My impressions of Google Chrome so far
(This is in fact what motivated me to try Chrome to start with. I am relatively active on Flickr, so I really noticed when it suddenly became achingly slow. After working through a whole series of attempts to get a faster Firefox, I gave in and tried out the reputedly fastest browser. To my surprise it was indeed much faster.)
Using a bare Chrome install was a great way of finding out which bits of my Firefox interface I really need in order to feel effective. So far my necessary Chrome extensions are:
- MiddleButtonScroll, which does just what it says it does; it gives
you what Firefox calls autoscroll, where holding down the middle
mouse button lets you scroll the page around.
(No doubt everyone just uses their mouse wheel to scroll and doesn't care, but I'm still a holdout.)
- Smooth Gestures plus the Smooth Gestures plugin to make it work on Linux (it's covered on the main Smooth Gestures page). There are several gestures extensions for Chrome, but this was the first one I found that said it more or less works on Linux, which it does; there are issues, but nothing I can't live with for now.
(It turns out that for casual browsing I really want the ability to conveniently navigate purely with the mouse, including scrolling the page.)
(If I was trying to use Chrome full time in place of Firefox, I would also need to find some replacement for Stylish and ideally It's All Text as well. Or, as it turns out, I would just need to install Stylish, as it's already been done for Chrome.)
I'm using the official Google Chrome build, not Chromium. I installed
the 32-bit RPM version despite having a 64-bit machine, and I see no
reason to do otherwise unless you have unusual needs. For a start,
Flash just works (it's bundled into the RPM). I turned off the
package's automatic updates by the simple expedient of '
/etc/cron.daily/google-chrome'. To their credit, Google explicitly
tells you in advance that their package installs an auto-update process
and adds their repository to your
yum configuration, so I knew to go
(I'm aware that Google documents another procedure for turning the automatic update off. Per previous commentary, I'm a sysadmin so I feel much happier about code that isn't running at all.)
Sidebar: the Chrome yum repo configuration
The Chrome RPM doesn't contain an explicit
for their repository, apparently because Google is trying the heroic
task of building one RPM that can work on several different RPM-based
distributions with different ways of doing all of this. Instead it

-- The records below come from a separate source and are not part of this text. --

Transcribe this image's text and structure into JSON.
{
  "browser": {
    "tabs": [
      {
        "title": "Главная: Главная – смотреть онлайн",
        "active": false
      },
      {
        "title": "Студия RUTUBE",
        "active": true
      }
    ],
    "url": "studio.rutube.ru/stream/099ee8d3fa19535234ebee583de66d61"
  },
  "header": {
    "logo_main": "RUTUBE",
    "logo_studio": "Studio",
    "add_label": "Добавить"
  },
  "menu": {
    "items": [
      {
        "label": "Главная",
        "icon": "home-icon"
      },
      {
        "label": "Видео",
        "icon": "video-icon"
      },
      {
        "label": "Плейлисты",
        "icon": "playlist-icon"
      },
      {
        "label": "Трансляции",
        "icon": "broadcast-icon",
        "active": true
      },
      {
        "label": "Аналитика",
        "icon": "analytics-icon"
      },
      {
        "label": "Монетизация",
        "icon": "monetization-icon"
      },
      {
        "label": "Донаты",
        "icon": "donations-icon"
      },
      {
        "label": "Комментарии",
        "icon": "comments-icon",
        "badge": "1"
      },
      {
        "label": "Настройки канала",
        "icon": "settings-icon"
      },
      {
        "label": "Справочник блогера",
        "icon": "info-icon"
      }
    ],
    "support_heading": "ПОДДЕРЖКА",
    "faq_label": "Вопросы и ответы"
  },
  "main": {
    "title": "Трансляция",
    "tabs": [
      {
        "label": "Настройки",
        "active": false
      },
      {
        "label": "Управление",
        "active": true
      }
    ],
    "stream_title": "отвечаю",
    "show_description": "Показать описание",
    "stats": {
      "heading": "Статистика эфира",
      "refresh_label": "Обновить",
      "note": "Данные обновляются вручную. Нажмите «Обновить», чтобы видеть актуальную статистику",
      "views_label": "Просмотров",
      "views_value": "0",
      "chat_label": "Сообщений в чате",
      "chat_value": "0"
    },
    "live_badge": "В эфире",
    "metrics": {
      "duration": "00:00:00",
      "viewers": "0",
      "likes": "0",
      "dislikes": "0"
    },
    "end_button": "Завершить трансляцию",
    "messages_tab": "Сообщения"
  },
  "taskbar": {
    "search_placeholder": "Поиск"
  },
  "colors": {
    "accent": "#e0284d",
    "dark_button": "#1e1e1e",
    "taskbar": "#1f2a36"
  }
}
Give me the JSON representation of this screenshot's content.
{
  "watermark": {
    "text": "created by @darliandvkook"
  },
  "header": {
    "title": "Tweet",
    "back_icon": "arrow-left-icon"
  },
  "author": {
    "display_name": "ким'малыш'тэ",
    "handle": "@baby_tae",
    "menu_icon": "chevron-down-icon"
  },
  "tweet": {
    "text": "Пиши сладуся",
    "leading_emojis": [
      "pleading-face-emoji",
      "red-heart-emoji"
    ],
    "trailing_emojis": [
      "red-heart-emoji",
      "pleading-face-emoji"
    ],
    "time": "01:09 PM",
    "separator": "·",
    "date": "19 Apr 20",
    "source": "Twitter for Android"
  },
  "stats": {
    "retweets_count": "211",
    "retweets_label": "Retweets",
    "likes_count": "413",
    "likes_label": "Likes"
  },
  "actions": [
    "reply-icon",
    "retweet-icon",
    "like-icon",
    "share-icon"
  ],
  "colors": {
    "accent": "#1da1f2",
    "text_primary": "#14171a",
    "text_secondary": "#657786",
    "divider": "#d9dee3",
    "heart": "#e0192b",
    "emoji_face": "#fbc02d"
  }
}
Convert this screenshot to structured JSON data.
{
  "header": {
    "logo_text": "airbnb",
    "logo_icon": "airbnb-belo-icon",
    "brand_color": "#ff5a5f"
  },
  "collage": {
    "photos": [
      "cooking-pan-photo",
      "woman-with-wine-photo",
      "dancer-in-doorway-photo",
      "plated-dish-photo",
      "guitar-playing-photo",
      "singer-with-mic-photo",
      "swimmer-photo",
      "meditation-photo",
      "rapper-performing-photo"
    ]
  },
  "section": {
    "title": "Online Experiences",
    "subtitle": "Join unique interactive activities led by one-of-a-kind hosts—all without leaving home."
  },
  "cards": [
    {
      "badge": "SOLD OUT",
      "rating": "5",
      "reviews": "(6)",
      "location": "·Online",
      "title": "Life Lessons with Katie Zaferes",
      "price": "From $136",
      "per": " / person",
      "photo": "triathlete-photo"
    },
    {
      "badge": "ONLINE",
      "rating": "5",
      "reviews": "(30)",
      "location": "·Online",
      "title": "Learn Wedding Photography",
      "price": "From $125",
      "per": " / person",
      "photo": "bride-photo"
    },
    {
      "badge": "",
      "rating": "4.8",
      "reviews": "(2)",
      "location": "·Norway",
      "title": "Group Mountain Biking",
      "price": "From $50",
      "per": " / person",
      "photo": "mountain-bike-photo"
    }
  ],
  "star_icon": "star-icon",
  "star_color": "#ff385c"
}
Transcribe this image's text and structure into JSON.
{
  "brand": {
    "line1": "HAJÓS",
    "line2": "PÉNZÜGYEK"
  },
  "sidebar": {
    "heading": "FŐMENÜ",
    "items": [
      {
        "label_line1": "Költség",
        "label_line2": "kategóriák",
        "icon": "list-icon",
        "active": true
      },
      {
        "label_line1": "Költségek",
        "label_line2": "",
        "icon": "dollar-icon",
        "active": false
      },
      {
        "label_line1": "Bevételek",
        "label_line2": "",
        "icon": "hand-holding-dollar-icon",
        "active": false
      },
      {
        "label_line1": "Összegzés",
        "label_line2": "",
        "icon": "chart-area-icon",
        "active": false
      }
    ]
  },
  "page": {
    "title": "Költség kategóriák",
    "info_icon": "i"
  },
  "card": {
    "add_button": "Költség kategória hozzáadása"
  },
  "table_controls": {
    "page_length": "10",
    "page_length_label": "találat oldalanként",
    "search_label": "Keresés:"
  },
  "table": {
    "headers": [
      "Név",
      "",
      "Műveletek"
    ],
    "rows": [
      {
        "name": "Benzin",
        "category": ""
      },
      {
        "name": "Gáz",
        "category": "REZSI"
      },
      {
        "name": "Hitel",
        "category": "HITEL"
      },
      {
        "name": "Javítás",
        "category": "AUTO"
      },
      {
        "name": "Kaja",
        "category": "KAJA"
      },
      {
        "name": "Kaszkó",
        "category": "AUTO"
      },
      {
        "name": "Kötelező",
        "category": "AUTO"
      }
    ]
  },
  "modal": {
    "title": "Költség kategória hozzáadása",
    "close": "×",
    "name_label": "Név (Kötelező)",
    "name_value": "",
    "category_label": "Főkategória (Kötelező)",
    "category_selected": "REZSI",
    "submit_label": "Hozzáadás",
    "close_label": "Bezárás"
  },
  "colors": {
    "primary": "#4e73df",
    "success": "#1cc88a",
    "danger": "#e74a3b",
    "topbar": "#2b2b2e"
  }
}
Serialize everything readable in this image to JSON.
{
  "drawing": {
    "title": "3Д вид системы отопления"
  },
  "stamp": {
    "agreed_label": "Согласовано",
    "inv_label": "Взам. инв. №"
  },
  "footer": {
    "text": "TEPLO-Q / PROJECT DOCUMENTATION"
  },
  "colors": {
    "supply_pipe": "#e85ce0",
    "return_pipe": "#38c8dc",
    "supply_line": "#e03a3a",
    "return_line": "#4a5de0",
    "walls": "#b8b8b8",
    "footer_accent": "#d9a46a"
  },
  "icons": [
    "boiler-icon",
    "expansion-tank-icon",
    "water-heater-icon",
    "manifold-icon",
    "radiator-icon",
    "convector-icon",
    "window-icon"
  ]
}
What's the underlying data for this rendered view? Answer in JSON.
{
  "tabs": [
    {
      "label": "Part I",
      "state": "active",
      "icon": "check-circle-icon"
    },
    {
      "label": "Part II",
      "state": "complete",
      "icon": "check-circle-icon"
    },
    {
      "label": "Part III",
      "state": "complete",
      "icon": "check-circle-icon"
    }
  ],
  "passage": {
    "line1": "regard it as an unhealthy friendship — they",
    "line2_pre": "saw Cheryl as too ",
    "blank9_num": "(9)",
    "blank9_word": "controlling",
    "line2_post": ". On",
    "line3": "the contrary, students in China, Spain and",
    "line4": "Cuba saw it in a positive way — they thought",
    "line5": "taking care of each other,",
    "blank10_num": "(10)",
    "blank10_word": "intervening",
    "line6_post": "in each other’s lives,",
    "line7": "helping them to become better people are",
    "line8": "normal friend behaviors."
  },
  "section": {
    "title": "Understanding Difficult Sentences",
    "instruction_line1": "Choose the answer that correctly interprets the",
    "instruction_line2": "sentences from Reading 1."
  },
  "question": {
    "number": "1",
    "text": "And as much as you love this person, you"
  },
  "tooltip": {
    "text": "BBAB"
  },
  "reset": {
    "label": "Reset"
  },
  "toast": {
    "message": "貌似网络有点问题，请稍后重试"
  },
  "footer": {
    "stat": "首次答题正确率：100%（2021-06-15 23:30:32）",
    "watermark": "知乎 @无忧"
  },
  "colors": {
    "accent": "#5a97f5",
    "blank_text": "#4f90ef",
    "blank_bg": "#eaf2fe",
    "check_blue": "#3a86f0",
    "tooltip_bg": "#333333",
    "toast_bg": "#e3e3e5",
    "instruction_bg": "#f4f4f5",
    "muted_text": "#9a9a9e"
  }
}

is created by the cron script the first time it runs, which is a slight
problem if you turn off the cron script entirely.
To save any interested parties the job of reading the script's source,
here is the current
google-chrome.repo that the script creates (for
[google-chrome] name=google-chrome baseurl=http://dl.google.com/linux/rpm/stable/i386 enabled=1 gpgcheck=1
(Note that they use a somewhat different '
name=' value between their
website and what the cron script sets up.)